Aortic Valve Repair or Replacement
UW Health heart surgeons perform aortic valve surgery when your valve is severely malformed or diseased. This disease can be caused by aortic stenosis, aortic insufficiency/regurgitation, or by a bicuspid aortic valve.
Your valve will either be repaired or replaced with a new, properly functioning valve. If the valve needs to be replaced, this is done using a biologic (tissue) or a mechanical (metal) valve. Aortic valve replacement is the most common surgical intervention for aortic valve disease.
There are a few things to consider when deciding on a valve type. You will work with your heart surgeon to decide which valve is right for you.
- Tissue Valves: These valves are typically made from pig or cow tissue. In some cases, a donated human valve is used. The valves are pre-treated so they do not require you to take anti-rejection medications. Tissue valves tend to wear out faster in younger, more active people due to the increased blood flow demands on the valve. They typically last around 10 years before needing to be replaced. A second open heart surgery may be needed at that time.
- Mechanical Valves: Mechanical valves are man-made metal valves designed to last your lifetime. They do not wear out. There is an increased risk of blood clots with this type of valve. To prevent this, lifelong anticoagulation therapy with medications such as Warfarin is required.
What happens during the aortic valve repair/replacement surgery?
- Aortic valve replacement is an open heart surgery done under general anesthesia. You are asleep during the surgery and have a breathing tube to breathe for you.
- During surgery, your blood is circulated by a machine (cardiopulmonary bypass or “bypass”) that takes over the work of your heart. It allows your heart to be stopped while the surgeon is doing the operation.

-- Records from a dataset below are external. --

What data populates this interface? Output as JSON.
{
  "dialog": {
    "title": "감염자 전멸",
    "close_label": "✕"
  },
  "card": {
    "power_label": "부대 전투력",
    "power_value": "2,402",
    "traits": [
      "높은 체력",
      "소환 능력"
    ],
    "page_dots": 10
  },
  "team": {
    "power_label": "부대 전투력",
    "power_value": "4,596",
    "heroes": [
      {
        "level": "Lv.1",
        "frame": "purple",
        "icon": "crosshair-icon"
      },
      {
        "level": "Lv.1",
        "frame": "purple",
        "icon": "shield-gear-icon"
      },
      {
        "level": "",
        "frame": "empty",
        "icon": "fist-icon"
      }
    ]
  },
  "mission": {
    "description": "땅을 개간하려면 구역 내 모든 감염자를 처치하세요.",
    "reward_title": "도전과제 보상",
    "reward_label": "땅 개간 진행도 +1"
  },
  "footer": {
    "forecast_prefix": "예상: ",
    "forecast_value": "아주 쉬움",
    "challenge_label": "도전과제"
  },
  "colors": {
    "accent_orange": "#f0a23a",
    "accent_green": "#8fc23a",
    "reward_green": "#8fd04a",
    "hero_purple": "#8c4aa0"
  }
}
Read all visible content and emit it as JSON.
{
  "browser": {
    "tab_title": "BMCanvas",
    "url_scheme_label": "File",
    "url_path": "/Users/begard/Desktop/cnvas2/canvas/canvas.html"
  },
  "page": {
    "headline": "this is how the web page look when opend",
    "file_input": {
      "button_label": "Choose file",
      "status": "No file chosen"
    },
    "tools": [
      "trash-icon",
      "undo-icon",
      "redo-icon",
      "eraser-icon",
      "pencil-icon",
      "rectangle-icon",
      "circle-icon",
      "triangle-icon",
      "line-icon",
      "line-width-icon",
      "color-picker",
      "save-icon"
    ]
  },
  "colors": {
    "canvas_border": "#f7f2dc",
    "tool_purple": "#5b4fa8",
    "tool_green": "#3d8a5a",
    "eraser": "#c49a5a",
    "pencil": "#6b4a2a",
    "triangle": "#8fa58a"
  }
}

- An incision is made through your breastbone, which is then spread open to expose your heart. Small incisions are made in the heart to access your valve.
- Once the valve is exposed, the surgeon examines your valve carefully to see if a repair is possible. If a repair can be done, the surgeon removes the diseased portion of the valve and reconstructs it to improve closure and prevent leakage. The specific technique used depends on the type of valve disorder you have.
- If a valve replacement is needed, the surgeon will remove the diseased valve and replace it with a new, properly functioning valve.
- Once the repair/replacement is complete, the valve is tested to make sure it is functioning properly. You are weaned off the bypass machine as your heart pumps on its own again. Your breastbone is closed with special wires to keep it stable during the healing process. The tissue and skin incisions are then closed.
- Once your surgery is done, you are brought up to the Cardiac Surgery unit to recover. Your breathing tube is removed as soon as you are able to breathe on your own again.
What can I expect after aortic valve repair or replacement surgery?